↓↓↓

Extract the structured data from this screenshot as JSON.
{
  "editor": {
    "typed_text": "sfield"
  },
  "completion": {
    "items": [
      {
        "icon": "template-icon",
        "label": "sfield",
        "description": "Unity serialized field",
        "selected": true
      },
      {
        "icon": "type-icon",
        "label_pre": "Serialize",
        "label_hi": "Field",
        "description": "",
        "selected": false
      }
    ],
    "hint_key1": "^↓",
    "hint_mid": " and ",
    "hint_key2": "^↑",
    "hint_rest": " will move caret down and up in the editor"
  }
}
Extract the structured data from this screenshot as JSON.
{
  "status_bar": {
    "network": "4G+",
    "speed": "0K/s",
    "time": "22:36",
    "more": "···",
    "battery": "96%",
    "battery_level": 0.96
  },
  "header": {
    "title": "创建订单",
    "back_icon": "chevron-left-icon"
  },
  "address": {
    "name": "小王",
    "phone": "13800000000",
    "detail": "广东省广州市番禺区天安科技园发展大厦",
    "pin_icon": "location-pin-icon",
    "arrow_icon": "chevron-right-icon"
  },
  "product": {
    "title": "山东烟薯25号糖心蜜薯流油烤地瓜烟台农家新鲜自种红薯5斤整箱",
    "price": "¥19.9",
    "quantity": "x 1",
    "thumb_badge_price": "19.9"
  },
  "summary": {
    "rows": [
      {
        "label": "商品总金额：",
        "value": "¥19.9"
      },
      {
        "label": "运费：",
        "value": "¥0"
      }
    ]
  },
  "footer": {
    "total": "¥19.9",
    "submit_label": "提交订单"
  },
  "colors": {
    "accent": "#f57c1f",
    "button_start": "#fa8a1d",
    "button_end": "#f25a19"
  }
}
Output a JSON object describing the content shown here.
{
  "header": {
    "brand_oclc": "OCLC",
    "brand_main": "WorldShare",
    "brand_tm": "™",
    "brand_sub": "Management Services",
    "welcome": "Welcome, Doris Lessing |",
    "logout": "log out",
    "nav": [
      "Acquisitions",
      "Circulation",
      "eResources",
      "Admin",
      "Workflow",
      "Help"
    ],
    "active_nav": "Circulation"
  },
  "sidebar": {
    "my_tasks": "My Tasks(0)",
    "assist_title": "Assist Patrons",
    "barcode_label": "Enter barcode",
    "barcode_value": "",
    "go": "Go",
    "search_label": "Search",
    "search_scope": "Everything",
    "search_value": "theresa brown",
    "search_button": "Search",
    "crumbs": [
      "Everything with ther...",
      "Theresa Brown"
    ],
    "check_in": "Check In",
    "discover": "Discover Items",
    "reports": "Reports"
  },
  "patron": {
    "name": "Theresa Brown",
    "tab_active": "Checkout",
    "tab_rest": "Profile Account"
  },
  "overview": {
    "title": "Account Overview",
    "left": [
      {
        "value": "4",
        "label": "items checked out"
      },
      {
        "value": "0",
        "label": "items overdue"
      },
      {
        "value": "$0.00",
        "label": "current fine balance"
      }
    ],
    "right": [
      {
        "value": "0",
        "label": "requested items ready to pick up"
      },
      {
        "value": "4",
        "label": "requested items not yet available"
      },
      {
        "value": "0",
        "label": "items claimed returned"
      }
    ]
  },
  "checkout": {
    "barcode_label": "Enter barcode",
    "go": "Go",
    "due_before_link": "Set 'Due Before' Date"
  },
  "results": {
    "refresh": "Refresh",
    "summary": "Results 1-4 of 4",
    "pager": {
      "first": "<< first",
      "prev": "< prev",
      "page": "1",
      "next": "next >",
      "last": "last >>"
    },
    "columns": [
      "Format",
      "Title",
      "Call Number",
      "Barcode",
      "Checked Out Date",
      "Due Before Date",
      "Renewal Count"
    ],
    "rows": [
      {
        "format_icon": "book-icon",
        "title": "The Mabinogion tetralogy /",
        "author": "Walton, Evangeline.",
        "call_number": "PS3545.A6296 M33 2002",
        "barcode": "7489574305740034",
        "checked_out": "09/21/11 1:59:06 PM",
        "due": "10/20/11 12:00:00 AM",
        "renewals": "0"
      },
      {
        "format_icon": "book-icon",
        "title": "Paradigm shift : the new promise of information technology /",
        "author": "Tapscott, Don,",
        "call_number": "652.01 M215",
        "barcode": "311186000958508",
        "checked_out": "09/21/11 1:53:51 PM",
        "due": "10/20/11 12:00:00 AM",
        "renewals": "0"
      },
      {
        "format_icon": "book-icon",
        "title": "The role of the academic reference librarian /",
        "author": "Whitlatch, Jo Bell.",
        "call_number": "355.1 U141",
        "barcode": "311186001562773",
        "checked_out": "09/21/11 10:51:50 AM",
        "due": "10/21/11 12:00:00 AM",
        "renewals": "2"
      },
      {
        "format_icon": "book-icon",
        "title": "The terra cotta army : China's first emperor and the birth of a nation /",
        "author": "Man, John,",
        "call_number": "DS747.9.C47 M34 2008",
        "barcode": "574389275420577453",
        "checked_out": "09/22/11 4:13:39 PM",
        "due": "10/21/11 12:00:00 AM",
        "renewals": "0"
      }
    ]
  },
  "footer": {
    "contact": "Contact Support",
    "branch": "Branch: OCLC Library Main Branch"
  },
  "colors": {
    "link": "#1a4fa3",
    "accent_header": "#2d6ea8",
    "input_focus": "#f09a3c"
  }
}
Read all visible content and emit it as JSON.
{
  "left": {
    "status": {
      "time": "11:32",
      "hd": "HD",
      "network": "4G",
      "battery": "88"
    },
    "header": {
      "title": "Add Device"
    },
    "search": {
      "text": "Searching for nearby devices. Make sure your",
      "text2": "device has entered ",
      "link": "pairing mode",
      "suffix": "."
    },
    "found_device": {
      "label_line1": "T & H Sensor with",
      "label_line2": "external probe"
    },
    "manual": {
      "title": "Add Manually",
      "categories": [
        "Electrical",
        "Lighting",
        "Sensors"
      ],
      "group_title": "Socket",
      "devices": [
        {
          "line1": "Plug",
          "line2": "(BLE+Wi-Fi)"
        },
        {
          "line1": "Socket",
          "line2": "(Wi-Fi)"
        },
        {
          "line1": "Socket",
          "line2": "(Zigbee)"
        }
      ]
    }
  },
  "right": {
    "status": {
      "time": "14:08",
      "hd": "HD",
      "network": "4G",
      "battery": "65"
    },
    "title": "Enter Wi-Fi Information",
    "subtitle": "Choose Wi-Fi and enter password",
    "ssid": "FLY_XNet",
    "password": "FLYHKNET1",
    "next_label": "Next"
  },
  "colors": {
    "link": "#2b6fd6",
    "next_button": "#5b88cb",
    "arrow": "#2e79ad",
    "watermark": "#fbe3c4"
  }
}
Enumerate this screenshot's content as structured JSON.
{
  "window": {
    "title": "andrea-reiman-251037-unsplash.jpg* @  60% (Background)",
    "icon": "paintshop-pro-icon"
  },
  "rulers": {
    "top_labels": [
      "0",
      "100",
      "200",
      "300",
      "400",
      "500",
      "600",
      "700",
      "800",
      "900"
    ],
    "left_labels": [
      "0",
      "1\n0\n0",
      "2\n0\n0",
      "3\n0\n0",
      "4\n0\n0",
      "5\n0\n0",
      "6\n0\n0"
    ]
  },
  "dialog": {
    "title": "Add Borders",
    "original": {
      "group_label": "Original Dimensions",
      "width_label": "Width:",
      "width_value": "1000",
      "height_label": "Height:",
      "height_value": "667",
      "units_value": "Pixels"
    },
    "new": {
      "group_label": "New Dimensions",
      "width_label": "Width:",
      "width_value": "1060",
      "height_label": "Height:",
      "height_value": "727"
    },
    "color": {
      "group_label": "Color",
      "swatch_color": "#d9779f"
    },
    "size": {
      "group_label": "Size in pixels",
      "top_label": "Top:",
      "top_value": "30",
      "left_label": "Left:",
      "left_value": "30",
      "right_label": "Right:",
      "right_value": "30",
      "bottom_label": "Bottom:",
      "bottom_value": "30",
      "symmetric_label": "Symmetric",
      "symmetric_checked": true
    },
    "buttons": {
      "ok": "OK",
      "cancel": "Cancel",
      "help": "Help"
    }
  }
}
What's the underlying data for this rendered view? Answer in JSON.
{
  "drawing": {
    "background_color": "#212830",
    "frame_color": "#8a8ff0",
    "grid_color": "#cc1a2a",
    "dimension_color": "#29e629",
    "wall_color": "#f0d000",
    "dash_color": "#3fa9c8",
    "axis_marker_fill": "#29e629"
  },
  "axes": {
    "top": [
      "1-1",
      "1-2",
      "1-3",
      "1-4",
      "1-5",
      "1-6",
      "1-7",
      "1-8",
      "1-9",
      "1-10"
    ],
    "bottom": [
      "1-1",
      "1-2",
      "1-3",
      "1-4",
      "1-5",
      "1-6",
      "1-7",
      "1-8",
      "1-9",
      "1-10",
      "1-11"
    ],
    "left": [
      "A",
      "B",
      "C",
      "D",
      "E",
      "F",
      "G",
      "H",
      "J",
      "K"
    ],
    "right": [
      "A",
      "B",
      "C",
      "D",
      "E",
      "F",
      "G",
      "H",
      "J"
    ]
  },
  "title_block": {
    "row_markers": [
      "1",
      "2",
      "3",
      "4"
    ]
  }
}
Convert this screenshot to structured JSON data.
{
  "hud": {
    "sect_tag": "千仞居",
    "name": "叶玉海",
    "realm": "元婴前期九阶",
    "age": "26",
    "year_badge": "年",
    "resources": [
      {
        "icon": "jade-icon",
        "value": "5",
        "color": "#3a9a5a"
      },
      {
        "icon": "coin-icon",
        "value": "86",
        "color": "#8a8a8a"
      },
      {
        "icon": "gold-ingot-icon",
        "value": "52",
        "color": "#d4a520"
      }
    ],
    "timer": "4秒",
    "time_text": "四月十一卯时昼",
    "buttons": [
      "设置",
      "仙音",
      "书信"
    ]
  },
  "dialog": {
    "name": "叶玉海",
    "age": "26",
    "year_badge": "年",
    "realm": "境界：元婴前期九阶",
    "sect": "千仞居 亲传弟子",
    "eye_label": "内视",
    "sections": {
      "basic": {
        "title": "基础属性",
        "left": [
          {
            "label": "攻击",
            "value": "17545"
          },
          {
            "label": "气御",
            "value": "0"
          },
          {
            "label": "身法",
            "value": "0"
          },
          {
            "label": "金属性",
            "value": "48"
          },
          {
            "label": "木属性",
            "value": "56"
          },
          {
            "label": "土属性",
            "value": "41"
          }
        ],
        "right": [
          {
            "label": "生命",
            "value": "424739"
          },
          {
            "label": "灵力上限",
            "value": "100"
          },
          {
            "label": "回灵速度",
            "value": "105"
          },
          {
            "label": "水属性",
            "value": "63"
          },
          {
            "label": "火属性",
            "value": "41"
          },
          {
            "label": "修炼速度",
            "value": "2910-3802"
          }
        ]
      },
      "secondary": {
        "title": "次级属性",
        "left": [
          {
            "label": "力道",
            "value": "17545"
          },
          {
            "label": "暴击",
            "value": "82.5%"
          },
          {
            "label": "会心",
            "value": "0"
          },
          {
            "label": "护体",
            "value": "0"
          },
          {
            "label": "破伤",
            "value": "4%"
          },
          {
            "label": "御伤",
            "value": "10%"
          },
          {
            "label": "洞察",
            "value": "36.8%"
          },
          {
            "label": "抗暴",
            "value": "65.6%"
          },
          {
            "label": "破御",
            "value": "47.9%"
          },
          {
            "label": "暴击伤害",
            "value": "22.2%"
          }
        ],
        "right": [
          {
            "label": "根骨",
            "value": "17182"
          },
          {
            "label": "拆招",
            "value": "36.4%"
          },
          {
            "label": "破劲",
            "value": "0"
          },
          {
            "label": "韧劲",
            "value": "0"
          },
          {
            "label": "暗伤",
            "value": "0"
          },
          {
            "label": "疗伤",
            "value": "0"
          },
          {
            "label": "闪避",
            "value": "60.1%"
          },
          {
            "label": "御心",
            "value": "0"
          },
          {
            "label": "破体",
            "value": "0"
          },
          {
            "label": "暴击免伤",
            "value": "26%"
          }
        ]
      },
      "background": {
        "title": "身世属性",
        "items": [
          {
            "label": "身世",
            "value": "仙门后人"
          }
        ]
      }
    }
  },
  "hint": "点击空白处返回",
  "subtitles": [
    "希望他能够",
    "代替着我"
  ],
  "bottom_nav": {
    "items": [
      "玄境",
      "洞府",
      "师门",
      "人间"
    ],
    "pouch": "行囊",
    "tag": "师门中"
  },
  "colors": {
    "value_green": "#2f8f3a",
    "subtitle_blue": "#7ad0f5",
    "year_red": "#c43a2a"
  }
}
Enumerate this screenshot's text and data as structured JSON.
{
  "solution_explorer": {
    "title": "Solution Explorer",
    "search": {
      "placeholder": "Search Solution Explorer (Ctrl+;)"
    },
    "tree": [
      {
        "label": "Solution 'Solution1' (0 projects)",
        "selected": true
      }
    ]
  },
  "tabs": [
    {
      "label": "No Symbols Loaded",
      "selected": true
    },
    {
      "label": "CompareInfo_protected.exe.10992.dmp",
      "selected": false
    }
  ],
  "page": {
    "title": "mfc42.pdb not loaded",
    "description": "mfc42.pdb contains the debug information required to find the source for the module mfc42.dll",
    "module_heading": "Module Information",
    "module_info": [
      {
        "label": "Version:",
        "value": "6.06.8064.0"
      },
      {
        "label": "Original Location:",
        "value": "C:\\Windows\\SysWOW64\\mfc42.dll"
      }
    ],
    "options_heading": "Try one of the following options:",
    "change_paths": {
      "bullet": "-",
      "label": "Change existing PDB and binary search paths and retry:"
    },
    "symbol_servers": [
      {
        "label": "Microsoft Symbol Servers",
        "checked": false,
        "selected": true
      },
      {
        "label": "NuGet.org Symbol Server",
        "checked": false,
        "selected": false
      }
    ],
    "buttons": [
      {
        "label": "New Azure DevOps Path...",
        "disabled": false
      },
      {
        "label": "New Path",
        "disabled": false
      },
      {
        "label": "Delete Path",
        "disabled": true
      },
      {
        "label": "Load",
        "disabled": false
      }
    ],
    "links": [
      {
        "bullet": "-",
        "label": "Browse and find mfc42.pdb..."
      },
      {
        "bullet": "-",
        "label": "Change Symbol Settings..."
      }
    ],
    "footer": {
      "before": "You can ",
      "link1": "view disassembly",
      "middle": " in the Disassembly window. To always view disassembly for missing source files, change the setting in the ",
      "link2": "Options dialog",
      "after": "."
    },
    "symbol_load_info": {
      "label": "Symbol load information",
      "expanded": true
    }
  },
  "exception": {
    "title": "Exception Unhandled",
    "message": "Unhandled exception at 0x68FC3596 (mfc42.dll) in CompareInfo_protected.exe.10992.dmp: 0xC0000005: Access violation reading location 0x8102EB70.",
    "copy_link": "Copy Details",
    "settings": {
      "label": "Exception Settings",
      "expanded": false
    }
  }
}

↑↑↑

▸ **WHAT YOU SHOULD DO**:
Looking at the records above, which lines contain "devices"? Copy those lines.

▸ **EXPECTED ANSWER**:
      "text": "Searching for nearby devices. Make sure your",
      "devices": [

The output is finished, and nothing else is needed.